As the clinician (LMW), I admit that I was breathless and had tears in my eyes at the end of the session as he disclosed more of his childhood story of deprivation of love and affection; how he gained some communication skills thanks to his in-laws and then the remarkable comment of how he would confide in his nurse about health concerns, if need be, because she “knows me”!!
So the interview ended where it began. In the beginning, Erik was clearly stating that because of his impoverished childhood, he was not a talker about personal issues, nor even his health concerns. He did not believe it was helpful, and his wife confirmed that trying to prod her husband to talk only resulted in him becoming angry and withdrawing. But she had a respectful and compassionate stance about this emotional dynamic between them. However, at the conclusion of the interview he stated that one of the things he had learned from our meeting together was the importance of “talking” about illness!!
Once again, a therapeutic conversation seemed magical and unexplainable as this gentleman offered the notion that “talking” can be helpful as one of the insights gleaned from our meeting when he had spent most of the interview defending his point of view that “talking” was not helpful.

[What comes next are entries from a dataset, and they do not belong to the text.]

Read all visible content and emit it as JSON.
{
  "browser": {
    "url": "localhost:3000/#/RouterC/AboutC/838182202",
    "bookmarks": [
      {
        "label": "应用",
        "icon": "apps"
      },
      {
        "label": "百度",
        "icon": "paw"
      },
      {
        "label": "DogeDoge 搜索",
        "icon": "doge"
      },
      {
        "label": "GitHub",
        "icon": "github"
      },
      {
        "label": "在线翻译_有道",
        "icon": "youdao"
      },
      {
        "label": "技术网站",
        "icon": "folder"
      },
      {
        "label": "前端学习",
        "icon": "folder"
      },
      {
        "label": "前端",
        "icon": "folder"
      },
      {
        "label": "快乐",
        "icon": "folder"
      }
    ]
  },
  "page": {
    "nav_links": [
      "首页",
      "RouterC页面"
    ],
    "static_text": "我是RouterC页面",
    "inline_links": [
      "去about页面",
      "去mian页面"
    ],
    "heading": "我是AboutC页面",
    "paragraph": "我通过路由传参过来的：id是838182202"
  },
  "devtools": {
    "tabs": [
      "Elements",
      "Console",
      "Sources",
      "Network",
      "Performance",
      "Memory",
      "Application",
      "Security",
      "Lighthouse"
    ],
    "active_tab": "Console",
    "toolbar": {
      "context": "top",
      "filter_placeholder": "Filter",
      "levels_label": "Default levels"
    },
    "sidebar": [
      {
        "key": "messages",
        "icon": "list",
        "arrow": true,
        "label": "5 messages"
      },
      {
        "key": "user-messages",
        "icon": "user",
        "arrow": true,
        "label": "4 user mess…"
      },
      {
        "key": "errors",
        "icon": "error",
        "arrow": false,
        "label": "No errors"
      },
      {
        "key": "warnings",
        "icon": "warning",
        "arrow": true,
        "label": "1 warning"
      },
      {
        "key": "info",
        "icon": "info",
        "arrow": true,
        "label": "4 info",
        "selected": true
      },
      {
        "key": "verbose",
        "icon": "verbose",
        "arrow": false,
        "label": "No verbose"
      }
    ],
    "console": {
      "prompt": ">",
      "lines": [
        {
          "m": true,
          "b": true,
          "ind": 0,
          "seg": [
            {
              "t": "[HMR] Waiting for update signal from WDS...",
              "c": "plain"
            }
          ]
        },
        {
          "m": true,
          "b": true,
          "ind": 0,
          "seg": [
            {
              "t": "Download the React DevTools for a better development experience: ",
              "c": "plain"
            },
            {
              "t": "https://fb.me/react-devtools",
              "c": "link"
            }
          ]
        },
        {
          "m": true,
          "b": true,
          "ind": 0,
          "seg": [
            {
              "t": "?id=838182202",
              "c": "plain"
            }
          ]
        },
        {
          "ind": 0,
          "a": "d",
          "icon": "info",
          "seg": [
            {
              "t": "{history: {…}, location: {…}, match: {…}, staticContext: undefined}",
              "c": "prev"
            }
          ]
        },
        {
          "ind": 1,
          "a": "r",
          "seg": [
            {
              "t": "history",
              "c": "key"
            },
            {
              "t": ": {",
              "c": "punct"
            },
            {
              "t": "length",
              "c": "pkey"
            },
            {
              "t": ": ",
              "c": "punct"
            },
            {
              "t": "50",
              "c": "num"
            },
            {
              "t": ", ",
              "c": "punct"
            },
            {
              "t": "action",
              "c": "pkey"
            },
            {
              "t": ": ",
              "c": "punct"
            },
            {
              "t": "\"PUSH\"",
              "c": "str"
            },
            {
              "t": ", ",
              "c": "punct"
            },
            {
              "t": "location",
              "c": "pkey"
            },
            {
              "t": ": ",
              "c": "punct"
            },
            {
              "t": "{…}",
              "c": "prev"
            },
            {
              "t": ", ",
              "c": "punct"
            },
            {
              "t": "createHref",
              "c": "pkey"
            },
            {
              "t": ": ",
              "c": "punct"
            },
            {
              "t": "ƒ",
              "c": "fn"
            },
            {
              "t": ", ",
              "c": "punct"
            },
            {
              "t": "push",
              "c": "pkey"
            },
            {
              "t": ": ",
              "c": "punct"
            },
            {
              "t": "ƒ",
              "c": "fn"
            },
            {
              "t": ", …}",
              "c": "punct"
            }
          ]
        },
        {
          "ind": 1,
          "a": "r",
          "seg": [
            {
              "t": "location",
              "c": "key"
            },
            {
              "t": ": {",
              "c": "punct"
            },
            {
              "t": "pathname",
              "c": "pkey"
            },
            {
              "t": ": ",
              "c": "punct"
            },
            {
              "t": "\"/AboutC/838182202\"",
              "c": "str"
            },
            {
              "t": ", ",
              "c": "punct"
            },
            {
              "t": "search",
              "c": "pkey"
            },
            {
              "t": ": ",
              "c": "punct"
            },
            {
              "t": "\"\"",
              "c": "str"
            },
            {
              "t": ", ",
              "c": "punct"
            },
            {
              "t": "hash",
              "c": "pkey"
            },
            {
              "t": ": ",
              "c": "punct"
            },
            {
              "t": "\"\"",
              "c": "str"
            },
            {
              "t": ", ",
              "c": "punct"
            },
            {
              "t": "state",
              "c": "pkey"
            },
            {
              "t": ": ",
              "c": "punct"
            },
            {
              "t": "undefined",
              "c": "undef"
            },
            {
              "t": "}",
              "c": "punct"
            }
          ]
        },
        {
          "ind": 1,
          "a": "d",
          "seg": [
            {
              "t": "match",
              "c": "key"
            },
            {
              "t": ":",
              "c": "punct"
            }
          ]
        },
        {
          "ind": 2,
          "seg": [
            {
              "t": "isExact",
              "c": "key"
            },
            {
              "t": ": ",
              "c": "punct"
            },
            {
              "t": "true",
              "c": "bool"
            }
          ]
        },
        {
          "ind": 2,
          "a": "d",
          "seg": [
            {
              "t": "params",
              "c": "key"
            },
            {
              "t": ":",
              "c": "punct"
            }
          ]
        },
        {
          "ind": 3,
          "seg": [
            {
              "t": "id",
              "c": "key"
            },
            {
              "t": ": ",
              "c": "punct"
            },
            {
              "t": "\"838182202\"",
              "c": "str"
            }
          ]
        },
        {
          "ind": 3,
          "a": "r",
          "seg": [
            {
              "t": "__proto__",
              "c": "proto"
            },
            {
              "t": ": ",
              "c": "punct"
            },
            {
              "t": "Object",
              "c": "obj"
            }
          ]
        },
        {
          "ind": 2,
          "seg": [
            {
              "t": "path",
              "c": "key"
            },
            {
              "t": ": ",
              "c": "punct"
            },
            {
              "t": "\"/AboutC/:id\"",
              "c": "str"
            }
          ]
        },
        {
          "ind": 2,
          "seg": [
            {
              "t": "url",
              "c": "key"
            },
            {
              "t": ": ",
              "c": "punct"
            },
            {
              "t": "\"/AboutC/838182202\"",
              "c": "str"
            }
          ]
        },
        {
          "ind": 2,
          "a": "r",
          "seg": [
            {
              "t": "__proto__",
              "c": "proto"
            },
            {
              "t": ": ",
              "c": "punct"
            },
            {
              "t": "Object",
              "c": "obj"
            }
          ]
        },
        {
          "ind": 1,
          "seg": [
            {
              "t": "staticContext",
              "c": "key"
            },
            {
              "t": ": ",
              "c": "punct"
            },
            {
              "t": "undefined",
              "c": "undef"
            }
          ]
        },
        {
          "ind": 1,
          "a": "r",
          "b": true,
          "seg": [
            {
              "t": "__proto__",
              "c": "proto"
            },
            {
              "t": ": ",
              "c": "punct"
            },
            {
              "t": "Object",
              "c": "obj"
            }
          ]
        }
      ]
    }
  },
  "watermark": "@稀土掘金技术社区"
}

But if we unpack the interview and identify the particular behaviors of the clinician coupled with the comments of the reflecting team, it is clear that there evolved a relationship consisting of a nonjudgmental and non-hierarchical stance. Particular interventions included: a more extensive exploration than usual of the husband’s family of origin during the completion of the genogram because of clinician intuition; curious compassion of this couple’s experiences with serious health concerns; resting from time to time on the positive about Erik and Greta’s resilience and strength; and commendations offered by the clinical team and the clinician (Wright, 2015; Wright & Bell, 2009). This combination of relational practices brought about a touching and healing conversation for this couple and a marvelous and privileged learning experience for all who participated.
The events of this therapeutic conversation remind us of the wisdom of T.S. Eliot who said: “We shall not cease from exploration, and the end of all of our exploring will be to arrive where we started and know the place for the first time”.
* Erik, Greta, and Catrina are pseudonyms to honor the privacy of this couple and nurse.
Wright, L. M. (2015). Brain science and illness beliefs: An unexpected explanation of the healing power of therapeutic conversations and the family interventions that matter. Journal of Family Nursing, 21(2), 186-205. doi:10.1177/1074840715575822
Wright, L. M., & Bell, J. M. (2009). Beliefs and illness: A model for healing. Calgary, Alberta, Canada: 4th Floor Press. Kindle version available from Amazon.com